**Required action:** Word for word, reproduce each of the entries.

BEGIN Exercise inputs

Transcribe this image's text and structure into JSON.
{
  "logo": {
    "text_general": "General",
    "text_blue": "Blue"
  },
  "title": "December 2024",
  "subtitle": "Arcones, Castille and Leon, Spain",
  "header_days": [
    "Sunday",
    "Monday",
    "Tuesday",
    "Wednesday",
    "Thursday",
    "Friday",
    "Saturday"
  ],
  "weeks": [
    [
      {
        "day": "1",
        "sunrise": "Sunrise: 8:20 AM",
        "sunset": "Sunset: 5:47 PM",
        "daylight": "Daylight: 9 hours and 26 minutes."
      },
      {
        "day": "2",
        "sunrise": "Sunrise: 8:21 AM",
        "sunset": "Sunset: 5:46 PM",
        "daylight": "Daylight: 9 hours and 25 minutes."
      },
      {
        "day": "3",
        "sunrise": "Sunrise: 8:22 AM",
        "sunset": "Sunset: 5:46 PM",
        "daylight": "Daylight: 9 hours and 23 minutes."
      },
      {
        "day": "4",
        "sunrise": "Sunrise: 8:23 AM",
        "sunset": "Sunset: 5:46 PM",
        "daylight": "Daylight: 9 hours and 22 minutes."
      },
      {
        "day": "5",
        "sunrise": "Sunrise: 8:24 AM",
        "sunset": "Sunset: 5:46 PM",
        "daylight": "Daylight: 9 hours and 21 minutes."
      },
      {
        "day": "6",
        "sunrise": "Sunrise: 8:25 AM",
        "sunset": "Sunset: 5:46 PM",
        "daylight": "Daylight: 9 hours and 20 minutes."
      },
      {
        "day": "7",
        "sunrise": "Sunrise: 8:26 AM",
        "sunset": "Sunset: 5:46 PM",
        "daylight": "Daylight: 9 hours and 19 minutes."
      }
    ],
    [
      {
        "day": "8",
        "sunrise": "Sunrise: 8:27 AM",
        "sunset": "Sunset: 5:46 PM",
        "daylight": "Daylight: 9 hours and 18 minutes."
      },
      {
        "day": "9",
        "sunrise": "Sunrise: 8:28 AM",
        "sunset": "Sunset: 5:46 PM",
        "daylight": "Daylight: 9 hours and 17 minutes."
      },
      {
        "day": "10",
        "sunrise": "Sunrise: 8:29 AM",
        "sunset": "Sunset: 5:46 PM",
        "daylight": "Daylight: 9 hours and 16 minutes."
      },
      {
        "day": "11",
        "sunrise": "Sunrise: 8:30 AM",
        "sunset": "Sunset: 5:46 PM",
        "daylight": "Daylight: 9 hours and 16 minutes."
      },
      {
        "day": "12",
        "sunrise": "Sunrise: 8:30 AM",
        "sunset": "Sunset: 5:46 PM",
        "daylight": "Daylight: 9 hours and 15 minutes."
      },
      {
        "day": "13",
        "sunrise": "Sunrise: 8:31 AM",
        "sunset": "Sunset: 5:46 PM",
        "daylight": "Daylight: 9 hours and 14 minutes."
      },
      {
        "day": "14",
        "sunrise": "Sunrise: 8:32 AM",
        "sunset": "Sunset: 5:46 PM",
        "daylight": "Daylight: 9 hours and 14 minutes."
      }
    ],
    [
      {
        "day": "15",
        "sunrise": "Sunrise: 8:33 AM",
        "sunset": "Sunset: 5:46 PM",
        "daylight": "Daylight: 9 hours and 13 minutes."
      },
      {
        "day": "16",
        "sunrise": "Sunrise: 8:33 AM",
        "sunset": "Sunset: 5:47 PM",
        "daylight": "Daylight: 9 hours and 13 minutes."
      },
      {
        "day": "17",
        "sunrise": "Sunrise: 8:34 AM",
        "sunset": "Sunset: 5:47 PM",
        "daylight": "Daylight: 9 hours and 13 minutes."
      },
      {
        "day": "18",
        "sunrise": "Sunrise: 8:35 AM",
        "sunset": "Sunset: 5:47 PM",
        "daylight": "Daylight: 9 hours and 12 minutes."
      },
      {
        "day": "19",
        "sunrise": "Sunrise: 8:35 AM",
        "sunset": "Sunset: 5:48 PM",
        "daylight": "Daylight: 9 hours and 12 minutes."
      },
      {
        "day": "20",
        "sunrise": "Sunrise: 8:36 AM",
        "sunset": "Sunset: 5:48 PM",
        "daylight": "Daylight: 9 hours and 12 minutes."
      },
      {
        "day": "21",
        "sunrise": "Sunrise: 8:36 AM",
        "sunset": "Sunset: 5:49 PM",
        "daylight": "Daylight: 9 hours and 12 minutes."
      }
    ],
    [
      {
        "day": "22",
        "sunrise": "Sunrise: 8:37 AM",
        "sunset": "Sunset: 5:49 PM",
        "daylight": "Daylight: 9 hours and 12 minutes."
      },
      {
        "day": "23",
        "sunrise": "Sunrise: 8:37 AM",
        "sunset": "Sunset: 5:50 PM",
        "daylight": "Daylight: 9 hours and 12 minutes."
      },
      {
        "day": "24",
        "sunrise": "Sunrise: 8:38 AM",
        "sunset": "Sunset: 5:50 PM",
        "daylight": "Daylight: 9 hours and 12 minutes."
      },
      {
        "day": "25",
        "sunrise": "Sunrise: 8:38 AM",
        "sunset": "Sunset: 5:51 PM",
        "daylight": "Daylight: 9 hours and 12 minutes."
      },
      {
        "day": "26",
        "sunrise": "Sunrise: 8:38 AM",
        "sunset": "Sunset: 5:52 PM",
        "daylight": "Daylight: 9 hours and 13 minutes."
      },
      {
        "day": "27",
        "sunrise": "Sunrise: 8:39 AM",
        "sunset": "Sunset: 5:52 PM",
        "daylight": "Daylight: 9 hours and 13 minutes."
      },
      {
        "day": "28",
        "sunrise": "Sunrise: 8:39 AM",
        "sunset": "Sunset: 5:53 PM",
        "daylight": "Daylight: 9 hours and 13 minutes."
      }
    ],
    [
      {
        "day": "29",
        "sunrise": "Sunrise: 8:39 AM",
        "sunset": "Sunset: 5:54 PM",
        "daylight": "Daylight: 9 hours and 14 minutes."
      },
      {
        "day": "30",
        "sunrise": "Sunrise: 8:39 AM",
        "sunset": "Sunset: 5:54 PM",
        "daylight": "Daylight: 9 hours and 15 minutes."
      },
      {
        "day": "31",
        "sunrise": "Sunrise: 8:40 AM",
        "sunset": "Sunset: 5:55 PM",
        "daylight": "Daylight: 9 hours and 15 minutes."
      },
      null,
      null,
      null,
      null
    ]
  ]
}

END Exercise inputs

**Result below:**
Transcribe this image's text and structure into JSON.
{
  "logo": {
    "text_general": "General",
    "text_blue": "Blue"
  },
  "title": "December 2024",
  "subtitle": "Arcones, Castille and Leon, Spain",
  "header_days": [
    "Sunday",
    "Monday",
    "Tuesday",
    "Wednesday",
    "Thursday",
    "Friday",
    "Saturday"
  ],
  "weeks": [
    [
      {
        "day": "1",
        "sunrise": "Sunrise: 8:20 AM",
        "sunset": "Sunset: 5:47 PM",
        "daylight": "Daylight: 9 hours and 26 minutes."
      },
      {
        "day": "2",
        "sunrise": "Sunrise: 8:21 AM",
        "sunset": "Sunset: 5:46 PM",
        "daylight": "Daylight: 9 hours and 25 minutes."
      },
      {
        "day": "3",
        "sunrise": "Sunrise: 8:22 AM",
        "sunset": "Sunset: 5:46 PM",
        "daylight": "Daylight: 9 hours and 23 minutes."
      },
      {
        "day": "4",
        "sunrise": "Sunrise: 8:23 AM",
        "sunset": "Sunset: 5:46 PM",
        "daylight": "Daylight: 9 hours and 22 minutes."
      },
      {
        "day": "5",
        "sunrise": "Sunrise: 8:24 AM",
        "sunset": "Sunset: 5:46 PM",
        "daylight": "Daylight: 9 hours and 21 minutes."
      },
      {
        "day": "6",
        "sunrise": "Sunrise: 8:25 AM",
        "sunset": "Sunset: 5:46 PM",
        "daylight": "Daylight: 9 hours and 20 minutes."
      },
      {
        "day": "7",
        "sunrise": "Sunrise: 8:26 AM",
        "sunset": "Sunset: 5:46 PM",
        "daylight": "Daylight: 9 hours and 19 minutes."
      }
    ],
    [
      {
        "day": "8",
        "sunrise": "Sunrise: 8:27 AM",
        "sunset": "Sunset: 5:46 PM",
        "daylight": "Daylight: 9 hours and 18 minutes."
      },
      {
        "day": "9",
        "sunrise": "Sunrise: 8:28 AM",
        "sunset": "Sunset: 5:46 PM",
        "daylight": "Daylight: 9 hours and 17 minutes."
      },
      {
        "day": "10",
        "sunrise": "Sunrise: 8:29 AM",
        "sunset": "Sunset: 5:46 PM",
        "daylight": "Daylight: 9 hours and 16 minutes."
      },
      {
        "day": "11",
        "sunrise": "Sunrise: 8:30 AM",
        "sunset": "Sunset: 5:46 PM",
        "daylight": "Daylight: 9 hours and 16 minutes."
      },
      {
        "day": "12",
        "sunrise": "Sunrise: 8:30 AM",
        "sunset": "Sunset: 5:46 PM",
        "daylight": "Daylight: 9 hours and 15 minutes."
      },
      {
        "day": "13",
        "sunrise": "Sunrise: 8:31 AM",
        "sunset": "Sunset: 5:46 PM",
        "daylight": "Daylight: 9 hours and 14 minutes."
      },
      {
        "day": "14",
        "sunrise": "Sunrise: 8:32 AM",
        "sunset": "Sunset: 5:46 PM",
        "daylight": "Daylight: 9 hours and 14 minutes."
      }
    ],
    [
      {
        "day": "15",
        "sunrise": "Sunrise: 8:33 AM",
        "sunset": "Sunset: 5:46 PM",
        "daylight": "Daylight: 9 hours and 13 minutes."
      },
      {
        "day": "16",
        "sunrise": "Sunrise: 8:33 AM",
        "sunset": "Sunset: 5:47 PM",
        "daylight": "Daylight: 9 hours and 13 minutes."
      },
      {
        "day": "17",
        "sunrise": "Sunrise: 8:34 AM",
        "sunset": "Sunset: 5:47 PM",
        "daylight": "Daylight: 9 hours and 13 minutes."
      },
      {
        "day": "18",
        "sunrise": "Sunrise: 8:35 AM",
        "sunset": "Sunset: 5:47 PM",
        "daylight": "Daylight: 9 hours and 12 minutes."
      },
      {
        "day": "19",
        "sunrise": "Sunrise: 8:35 AM",
        "sunset": "Sunset: 5:48 PM",
        "daylight": "Daylight: 9 hours and 12 minutes."
      },
      {
        "day": "20",
        "sunrise": "Sunrise: 8:36 AM",
        "sunset": "Sunset: 5:48 PM",
        "daylight": "Daylight: 9 hours and 12 minutes."
      },
      {
        "day": "21",
        "sunrise": "Sunrise: 8:36 AM",
        "sunset": "Sunset: 5:49 PM",
        "daylight": "Daylight: 9 hours and 12 minutes."
      }
    ],
    [
      {
        "day": "22",
        "sunrise": "Sunrise: 8:37 AM",
        "sunset": "Sunset: 5:49 PM",
        "daylight": "Daylight: 9 hours and 12 minutes."
      },
      {
        "day": "23",
        "sunrise": "Sunrise: 8:37 AM",
        "sunset": "Sunset: 5:50 PM",
        "daylight": "Daylight: 9 hours and 12 minutes."
      },
      {
        "day": "24",
        "sunrise": "Sunrise: 8:38 AM",
        "sunset": "Sunset: 5:50 PM",
        "daylight": "Daylight: 9 hours and 12 minutes."
      },
      {
        "day": "25",
        "sunrise": "Sunrise: 8:38 AM",
        "sunset": "Sunset: 5:51 PM",
        "daylight": "Daylight: 9 hours and 12 minutes."
      },
      {
        "day": "26",
        "sunrise": "Sunrise: 8:38 AM",
        "sunset": "Sunset: 5:52 PM",
        "daylight": "Daylight: 9 hours and 13 minutes."
      },
      {
        "day": "27",
        "sunrise": "Sunrise: 8:39 AM",
        "sunset": "Sunset: 5:52 PM",
        "daylight": "Daylight: 9 hours and 13 minutes."
      },
      {
        "day": "28",
        "sunrise": "Sunrise: 8:39 AM",
        "sunset": "Sunset: 5:53 PM",
        "daylight": "Daylight: 9 hours and 13 minutes."
      }
    ],
    [
      {
        "day": "29",
        "sunrise": "Sunrise: 8:39 AM",
        "sunset": "Sunset: 5:54 PM",
        "daylight": "Daylight: 9 hours and 14 minutes."
      },
      {
        "day": "30",
        "sunrise": "Sunrise: 8:39 AM",
        "sunset": "Sunset: 5:54 PM",
        "daylight": "Daylight: 9 hours and 15 minutes."
      },
      {
        "day": "31",
        "sunrise": "Sunrise: 8:40 AM",
        "sunset": "Sunset: 5:55 PM",
        "daylight": "Daylight: 9 hours and 15 minutes."
      },
      null,
      null,
      null,
      null
    ]
  ]
}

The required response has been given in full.